But before I get to that: my data set. I explored for a long time and, if you’ve read my comments, ran into a lot of trouble with RDF files. All the “cool” data I wanted to used was in RDF, and it turns out RDF is my monopoly road block: do not pass go, do not collect $200. So I kept looking, and eventually found a giant CSV file on Github of the artworks at the Tate Modern, along with another more manageable file of the artist data (name, birth date, death date). But let’s make my computer fan spin and look at that artwork file!

It has 69,202 rows and columns that go to “T” (or, 20 columns).
Using ctrl C, ctrl V, and text-to-columns, I was able to browse the data in Excel.

Screen Shot 2014-11-02 at 10.28.02 AM

seemingly jumbled CSV data, imported into Excel

Screen Shot 2014-11-02 at 10.28.14 AM

text to columns is my favorite

Screen Shot 2014-11-02 at 10.28.23 AM

manageable, labelled columns!







I spent a lot of time just browsing the data, as one might browse a museum (see what I did there?). I became intrigued by it in the first place because in my first trip to London this past July, I didn’t actually go to the Tate Modern. My travel companions had already been, and we opted for a pint at The Black Friar instead. I’m looking at data blind, and even though I am familiar with the artists and can preview the included URLs, I haven’t experienced the place or its artwork on my own. Only the data. As such, I wanted to make sure that any subsequent visualization was as accurately representative as I could manage. I started writing down connections that could possibly interest me, or that would be beneficial as a visualization, such as:

  • mapping accession method — purchased, “bequeathed”, or “presented” — against medium and/or artist
  • evaluating trends in art by looking at medium and year made compared to year acquired
  • a number of people have looked at the gender make-up of the artists, so skip that for now
  • volume of works per artist, and volume of works per medium and size

But then I started thinking about altmetrics, again — using social media to track new forms of use & citation in (academic) conversations.

Backtrack: Last week I took a jaunt to the Metropolitan Museum of Art and did a tourist a favor by taking a picture of her and her friend next to a very large photograph.

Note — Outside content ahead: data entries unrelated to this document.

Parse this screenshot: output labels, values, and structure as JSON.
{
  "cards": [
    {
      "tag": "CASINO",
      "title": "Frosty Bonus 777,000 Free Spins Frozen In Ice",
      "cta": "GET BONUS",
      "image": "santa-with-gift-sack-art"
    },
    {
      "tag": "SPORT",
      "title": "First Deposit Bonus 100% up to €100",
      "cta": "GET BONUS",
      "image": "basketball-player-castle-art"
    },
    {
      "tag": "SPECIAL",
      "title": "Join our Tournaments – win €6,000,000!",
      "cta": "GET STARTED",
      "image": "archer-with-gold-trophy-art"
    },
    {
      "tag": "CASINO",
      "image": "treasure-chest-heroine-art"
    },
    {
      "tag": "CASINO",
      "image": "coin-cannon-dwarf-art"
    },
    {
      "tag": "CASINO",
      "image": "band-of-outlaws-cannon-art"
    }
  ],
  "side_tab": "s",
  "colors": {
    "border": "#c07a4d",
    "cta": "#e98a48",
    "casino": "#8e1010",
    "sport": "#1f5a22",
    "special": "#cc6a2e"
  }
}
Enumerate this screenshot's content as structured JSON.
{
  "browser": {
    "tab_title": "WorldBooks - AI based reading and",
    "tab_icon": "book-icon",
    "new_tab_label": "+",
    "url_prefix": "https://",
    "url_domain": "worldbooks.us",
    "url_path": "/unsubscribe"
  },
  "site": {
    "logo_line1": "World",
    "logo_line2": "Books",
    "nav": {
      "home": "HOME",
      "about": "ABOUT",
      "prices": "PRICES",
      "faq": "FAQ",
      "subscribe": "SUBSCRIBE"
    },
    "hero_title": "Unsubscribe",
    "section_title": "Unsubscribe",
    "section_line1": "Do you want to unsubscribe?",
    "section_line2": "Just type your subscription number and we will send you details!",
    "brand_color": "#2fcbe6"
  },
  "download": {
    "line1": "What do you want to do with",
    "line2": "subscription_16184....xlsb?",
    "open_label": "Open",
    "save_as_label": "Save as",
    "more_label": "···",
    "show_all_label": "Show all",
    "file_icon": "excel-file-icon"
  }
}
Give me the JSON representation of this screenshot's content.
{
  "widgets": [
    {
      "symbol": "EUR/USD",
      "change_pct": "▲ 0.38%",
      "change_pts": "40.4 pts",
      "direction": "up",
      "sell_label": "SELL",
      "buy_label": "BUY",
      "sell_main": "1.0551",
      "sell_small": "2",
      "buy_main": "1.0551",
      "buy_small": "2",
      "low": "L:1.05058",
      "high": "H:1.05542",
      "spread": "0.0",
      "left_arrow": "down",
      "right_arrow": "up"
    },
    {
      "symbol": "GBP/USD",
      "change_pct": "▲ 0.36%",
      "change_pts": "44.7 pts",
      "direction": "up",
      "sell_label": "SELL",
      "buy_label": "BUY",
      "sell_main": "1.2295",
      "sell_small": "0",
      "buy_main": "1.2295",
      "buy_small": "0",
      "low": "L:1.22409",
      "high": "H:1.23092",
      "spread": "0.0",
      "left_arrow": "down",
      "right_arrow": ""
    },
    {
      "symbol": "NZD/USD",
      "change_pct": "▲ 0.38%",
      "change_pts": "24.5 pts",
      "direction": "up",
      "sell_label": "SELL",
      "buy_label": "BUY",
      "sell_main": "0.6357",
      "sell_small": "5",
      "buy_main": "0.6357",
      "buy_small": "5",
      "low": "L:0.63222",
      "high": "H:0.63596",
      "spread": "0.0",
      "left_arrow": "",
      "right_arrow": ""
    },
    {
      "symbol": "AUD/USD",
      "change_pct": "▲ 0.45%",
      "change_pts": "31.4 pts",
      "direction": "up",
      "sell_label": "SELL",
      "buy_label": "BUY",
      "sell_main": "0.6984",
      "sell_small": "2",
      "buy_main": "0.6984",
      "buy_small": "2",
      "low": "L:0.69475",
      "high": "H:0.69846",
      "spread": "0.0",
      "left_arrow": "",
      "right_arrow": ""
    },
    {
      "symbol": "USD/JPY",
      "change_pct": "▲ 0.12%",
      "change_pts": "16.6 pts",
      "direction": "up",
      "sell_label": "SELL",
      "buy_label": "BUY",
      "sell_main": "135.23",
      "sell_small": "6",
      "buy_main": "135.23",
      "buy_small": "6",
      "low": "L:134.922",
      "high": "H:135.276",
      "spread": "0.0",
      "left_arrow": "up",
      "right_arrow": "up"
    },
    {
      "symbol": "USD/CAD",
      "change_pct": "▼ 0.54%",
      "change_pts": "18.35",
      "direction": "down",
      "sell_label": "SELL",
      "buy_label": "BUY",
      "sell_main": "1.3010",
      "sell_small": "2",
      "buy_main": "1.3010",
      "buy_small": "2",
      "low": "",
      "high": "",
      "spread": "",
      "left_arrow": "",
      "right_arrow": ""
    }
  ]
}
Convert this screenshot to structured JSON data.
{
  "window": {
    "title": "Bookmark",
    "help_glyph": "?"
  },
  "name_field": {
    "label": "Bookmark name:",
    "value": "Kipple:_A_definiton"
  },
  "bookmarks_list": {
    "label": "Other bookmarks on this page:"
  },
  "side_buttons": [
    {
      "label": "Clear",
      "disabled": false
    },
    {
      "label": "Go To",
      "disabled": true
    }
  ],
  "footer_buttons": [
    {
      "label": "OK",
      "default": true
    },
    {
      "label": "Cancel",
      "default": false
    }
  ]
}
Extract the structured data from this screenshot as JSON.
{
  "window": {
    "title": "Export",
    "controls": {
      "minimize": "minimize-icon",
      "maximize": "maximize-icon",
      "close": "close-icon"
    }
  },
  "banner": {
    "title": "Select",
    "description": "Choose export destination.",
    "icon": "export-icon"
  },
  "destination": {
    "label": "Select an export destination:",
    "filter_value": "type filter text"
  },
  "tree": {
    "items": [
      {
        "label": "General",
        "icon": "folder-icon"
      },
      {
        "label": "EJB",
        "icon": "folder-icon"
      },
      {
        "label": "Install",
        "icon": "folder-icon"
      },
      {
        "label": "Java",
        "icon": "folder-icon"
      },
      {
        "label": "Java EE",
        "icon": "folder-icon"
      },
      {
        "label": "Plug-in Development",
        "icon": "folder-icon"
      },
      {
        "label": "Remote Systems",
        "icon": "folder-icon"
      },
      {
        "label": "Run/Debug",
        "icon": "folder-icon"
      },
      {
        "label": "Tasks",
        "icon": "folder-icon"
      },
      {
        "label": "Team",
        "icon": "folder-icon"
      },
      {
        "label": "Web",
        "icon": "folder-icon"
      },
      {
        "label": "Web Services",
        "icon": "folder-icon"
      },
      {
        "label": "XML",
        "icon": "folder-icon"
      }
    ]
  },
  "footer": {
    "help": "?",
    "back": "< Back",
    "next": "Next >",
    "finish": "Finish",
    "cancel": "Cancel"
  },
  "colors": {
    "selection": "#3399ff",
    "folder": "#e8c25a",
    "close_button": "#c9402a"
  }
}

We were promptly yelled at. Such a sight is common in modern-day museums, most notably of late with Beyonce and Jay Z.
What if there was a way to use art data to connect in-person museum visitors to a portable 1) image of the work and 2) information about the work? Unfortunately, the only way I can think to make this happen would be via QR code, which I hate (for no good reason). But then, do visitors really want to have a link or a saved image? The point behind visiting a museum is the experience, and this idea seems too far removed.
What if there was a way to falsify a selfie — to get the in-person experience without being yelled at by men in maroon coats? This would likely take the form of an app, and again, QR codes might need to play a role — as well as a lot of development that I don’t feel quite up for. The visitor is now interacting with the art, and the institution could then collect “used data” to track artwork popularity which could inform future acquisitions or programs.

Though this it’s a bit tangential from the data visualization project, this is my slightly uncomfortable idea developed in the process. I’d love thoughts or feedback or someone to tell me to pump the proverbial breaks. I’ll be back in a day or so with something about the visualizations I’ve dreamed up in the bullets above. My home computer really can’t handle Gephi right now.